I don’t often mention the art when I’ve looked at comic books in the past, largely because I’m not really that much of a connoisseur. However, I have to say that I absolutely love the art of Christian Gossett, who drew most of the Dark Lords of the Sith arc, and whose art was, for many years for me, synonymous with Star Wars comics.
Of course, having grown up with the Bantam books, and the Jedi Academy trilogy were among the first that I’d read, when I eventually got into the comics and started to read these stories, they really were like reading the long-lost history of the galaxy. Reading about Exar Kun’s exploits when I’d only previously known him as a disembodied spirit wreaking havoc on Yavin IV, that was particularly gratifying. Somehow, the names of these characters and locations have a mythic feel to them, too – Ulic Qel-Droma, Nomi Sunrider, Arca Jeth, Vodo Siosk-Baas, Satal Keto, Freedon Nadd, and of course, Exar Kun himself.
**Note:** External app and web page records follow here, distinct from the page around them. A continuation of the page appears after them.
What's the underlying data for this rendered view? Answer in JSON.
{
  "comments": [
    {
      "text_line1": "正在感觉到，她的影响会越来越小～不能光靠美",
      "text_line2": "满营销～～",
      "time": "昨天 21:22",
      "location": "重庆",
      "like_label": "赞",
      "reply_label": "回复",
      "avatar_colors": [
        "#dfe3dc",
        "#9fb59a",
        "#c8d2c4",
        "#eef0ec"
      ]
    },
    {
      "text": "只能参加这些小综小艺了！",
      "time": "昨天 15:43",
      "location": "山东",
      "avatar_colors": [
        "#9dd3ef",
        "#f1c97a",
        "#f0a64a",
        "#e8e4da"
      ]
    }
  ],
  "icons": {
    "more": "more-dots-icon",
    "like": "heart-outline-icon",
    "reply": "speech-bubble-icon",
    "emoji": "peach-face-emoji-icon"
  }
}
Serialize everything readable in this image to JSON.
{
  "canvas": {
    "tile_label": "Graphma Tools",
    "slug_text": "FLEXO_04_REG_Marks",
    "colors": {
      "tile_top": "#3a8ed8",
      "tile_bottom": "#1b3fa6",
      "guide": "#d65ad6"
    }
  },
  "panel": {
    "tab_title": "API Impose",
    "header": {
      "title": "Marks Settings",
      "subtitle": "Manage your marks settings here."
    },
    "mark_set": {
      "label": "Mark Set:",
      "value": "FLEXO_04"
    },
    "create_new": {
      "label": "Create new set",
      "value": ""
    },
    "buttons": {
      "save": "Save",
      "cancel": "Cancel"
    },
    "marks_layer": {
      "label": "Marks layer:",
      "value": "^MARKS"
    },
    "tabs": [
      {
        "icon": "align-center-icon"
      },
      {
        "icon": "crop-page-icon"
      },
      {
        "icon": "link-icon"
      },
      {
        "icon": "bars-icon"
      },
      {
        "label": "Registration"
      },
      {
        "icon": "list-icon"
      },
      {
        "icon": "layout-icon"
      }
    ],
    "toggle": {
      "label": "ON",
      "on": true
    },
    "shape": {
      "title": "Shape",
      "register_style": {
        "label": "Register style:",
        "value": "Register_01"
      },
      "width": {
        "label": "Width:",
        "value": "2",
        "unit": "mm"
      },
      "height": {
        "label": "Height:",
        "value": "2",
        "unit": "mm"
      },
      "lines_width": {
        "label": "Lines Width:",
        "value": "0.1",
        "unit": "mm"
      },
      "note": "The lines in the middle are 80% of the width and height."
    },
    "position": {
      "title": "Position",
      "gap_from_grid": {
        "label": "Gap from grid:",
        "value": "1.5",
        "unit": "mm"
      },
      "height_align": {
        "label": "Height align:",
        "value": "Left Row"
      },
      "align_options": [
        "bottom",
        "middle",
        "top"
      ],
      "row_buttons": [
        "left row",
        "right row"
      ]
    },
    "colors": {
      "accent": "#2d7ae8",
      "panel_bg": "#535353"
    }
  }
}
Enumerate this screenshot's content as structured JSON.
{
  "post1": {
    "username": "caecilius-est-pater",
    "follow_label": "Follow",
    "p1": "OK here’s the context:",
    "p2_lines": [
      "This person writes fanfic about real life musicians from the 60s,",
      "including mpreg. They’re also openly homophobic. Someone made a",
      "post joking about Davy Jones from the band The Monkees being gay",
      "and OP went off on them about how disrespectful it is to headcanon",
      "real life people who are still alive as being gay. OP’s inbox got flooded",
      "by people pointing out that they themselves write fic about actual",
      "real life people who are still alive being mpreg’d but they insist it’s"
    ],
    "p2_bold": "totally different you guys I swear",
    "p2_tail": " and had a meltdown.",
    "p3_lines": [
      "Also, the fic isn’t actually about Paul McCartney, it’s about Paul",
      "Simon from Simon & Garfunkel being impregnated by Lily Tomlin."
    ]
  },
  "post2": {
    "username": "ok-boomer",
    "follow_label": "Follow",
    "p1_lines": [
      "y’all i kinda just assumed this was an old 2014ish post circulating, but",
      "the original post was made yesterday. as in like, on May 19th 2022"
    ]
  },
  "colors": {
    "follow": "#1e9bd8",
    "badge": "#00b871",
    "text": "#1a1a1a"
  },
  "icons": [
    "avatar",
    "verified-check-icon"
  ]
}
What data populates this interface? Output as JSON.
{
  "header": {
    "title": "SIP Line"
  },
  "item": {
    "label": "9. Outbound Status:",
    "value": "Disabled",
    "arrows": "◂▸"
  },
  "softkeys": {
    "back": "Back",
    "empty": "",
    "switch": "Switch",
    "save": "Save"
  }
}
While we have the classic Yavin IV location, which explains what those jungle temples the Rebel Alliance were using were all about, we also visit Dantooine, but also have new locations such as Onderon and the Dxun Moon, the Jedi training centre on Ossus, and the Sith ‘homeworld’ of Korriban. All of these things are so intrinsically part of Star Wars lore that I can’t help but feel like it’s part of something really special.
Aside from the Jedi Academy trilogy, the events and situations were most strongly referenced in the later Dark Empire stories, where Leia takes refuge on Onderon to escape the Emperor’s attempted kidnapping of her son Anakin. In later media, the novel Darth Bane: Rule of Two features a trip to Onderon in a sort of pilgrimage to find the tomb of Freedon Nadd. The Sith stronghold of Ziost plays a significant part in the Legacy of the Force novel series, while Korriban, as a sacred world to the Sith Order, features strongly in pretty much any story where the Sith are prominent, either by name or an actual appearance. Perhaps the greatest homage was paid by Lucas himself, however, when he modeled Darth Maul’s twin-bladed lightsaber on that of Exar Kun.
Before the advent of BioWare’s Knights of the Old Republic reinvigorated interest in the ancient history of the Star Wars universe, Tales of the Jedi sat apart from the rest of the canon, which centred around the original trilogy and, as the prequels came out, ventured no further into the past than forty or fifty years before A New Hope. But now, there’s all sorts of stuff going on at that end of the timeline, including even earlier stories, Dawn of the Jedi.
It’s a really great series of comics, and I can heartily recommend you take a look!